A few brave souls—such as Noam Shelef, in these pages—attempted nuance, butas I know (with recently renewed clarity), nuance isn’t a thing we’re particularly good at in the community of people who care and/or write about Israel-Palestine. Words, once used, may mean one thing and one thing only, and any attempt to suggest otherwise is to invite accusations of toadyism, inanity, and treason. Any effort to clarify matters after the fact—as Levy and Haaretz undertook to do, issuing a clarification and changing the article’s headline online to the more accurate “Survey: Most Israeli Jews wouldn’t give Palestinians vote if West Bank was annexed”—is generally seen as nothing but greater evidence of the same.

In the course of the yelling the first thing to get lost is any useful access to the truth.

But here’s the truth (and if you don’t like any of the words that have been used thus far to describe this truth, you may feel free, as we say in Hebrew, to call the truth “Abraham”): a significant proportion of Israeli Jewish society, from a third to more than half, support ideas that range from stripping Palestinian Israelis of the right to vote in national elections (33 percent), to the physical “transfer” of Palestinian citizens of Israel to the Palestinian Authority (47 percent), to preferential treatment of Israeli Jews over their Arab compatriots in governmental hiring (59 percent). Along the way, we find such things as: 42 percent of Israeli Jews would not want to live in the same apartment building as Palestinian Israelis, and 42 percent would not want their children to sit in the same class as Palestinian Israeli children.

I honestly don’t care what label you give that, nor how it might be defined in Political Science 101. I call it inexcusable. I call it immoral. I call it contrary to both Israel’s founding documents and the Jewish values we Jews say we’re teaching our children. I call it disgusting.

I also call it nothing new.

In 2010, we learned that nearly half of Israeli Jewish high school students didn’t believe that Palestinian citizens of Israel should have the same political rights as Jews. More than half felt that Palestinian Israelis shouldn’t have the right to be elected to parliament.

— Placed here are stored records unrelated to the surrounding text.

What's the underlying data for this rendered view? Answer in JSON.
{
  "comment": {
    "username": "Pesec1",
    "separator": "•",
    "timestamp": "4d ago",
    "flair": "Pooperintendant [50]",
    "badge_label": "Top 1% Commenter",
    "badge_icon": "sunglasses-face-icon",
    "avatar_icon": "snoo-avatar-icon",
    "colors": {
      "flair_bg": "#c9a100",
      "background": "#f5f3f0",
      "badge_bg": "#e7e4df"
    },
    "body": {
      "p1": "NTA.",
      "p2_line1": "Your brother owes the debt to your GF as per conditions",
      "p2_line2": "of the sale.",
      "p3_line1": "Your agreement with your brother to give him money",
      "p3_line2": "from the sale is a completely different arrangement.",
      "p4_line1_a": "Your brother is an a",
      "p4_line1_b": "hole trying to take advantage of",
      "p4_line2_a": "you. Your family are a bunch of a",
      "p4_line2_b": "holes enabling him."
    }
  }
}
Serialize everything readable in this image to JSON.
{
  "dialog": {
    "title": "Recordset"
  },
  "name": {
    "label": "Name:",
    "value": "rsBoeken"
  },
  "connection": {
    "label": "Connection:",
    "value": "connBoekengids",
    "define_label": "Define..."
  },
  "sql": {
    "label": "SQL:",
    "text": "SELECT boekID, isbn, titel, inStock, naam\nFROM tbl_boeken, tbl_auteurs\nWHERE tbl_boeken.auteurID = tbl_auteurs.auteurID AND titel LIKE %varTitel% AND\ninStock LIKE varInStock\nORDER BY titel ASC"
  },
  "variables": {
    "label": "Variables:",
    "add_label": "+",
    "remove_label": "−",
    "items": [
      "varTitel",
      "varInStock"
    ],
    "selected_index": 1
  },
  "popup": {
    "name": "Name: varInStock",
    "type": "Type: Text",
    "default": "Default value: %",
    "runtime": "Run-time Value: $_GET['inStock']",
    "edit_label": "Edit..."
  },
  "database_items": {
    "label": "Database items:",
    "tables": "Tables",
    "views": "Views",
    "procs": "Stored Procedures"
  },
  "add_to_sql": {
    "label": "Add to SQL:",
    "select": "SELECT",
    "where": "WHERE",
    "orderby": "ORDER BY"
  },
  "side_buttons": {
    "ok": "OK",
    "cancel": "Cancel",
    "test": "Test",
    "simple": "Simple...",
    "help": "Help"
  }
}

In April of this year, we saw the bigotry and xenophobia given even sharper expression when a video emerged of Israeli teenagers celebrating the traffic deaths of a group of West Bank Palestinian children: “They can be the future of terrorist attacks,” said one young man. When told that the dead were only 4- or 5-years-old, he replied: “Little kids, so what?”

And for months now, we’ve all been witness to acts of violence against Palestinians both in Israel and on the West Bank, ranging from hate speech daubed on monastery walls to vicious and brutal attacks on passers by in the heart of the nation’s capital.

As to the use of the term “apartheid,” much ado has been made of the fact that in Levy’s original reporting, he and Haaretz didn’t make crystal clear the fact that 69 percent of Israeli Jews would deny voting rights to West Bank Palestinians only if the West Bank is officially annexed to Israel-proper, a thing that 48 percent of Israeli Jews say they oppose. The fact that the State of Israel actually already controls the West Bank (annexation or no) and the people who live there already have no right to vote on the matter? That didn’t come up in the survey.

As Levy wrote in his clarification, “Isn’t that enough to scare anyone who fears for the future of this country?”

Or, to ask a different question: what if the foregoing had read, “Q: Should American Jews be allowed to vote in national elections? A: Thirty-three percent of American gentiles say no.”

Levy is a shining example of a messenger who gets shot through the left temple repeatedly for having the temerity to share unpleasant facts. But the disdain with which he is held, and all the fulminating on earth, do nothing to address the facts themselves.

And the facts themselves are chilling.

Crossposted from Open Zion/The Daily Beast.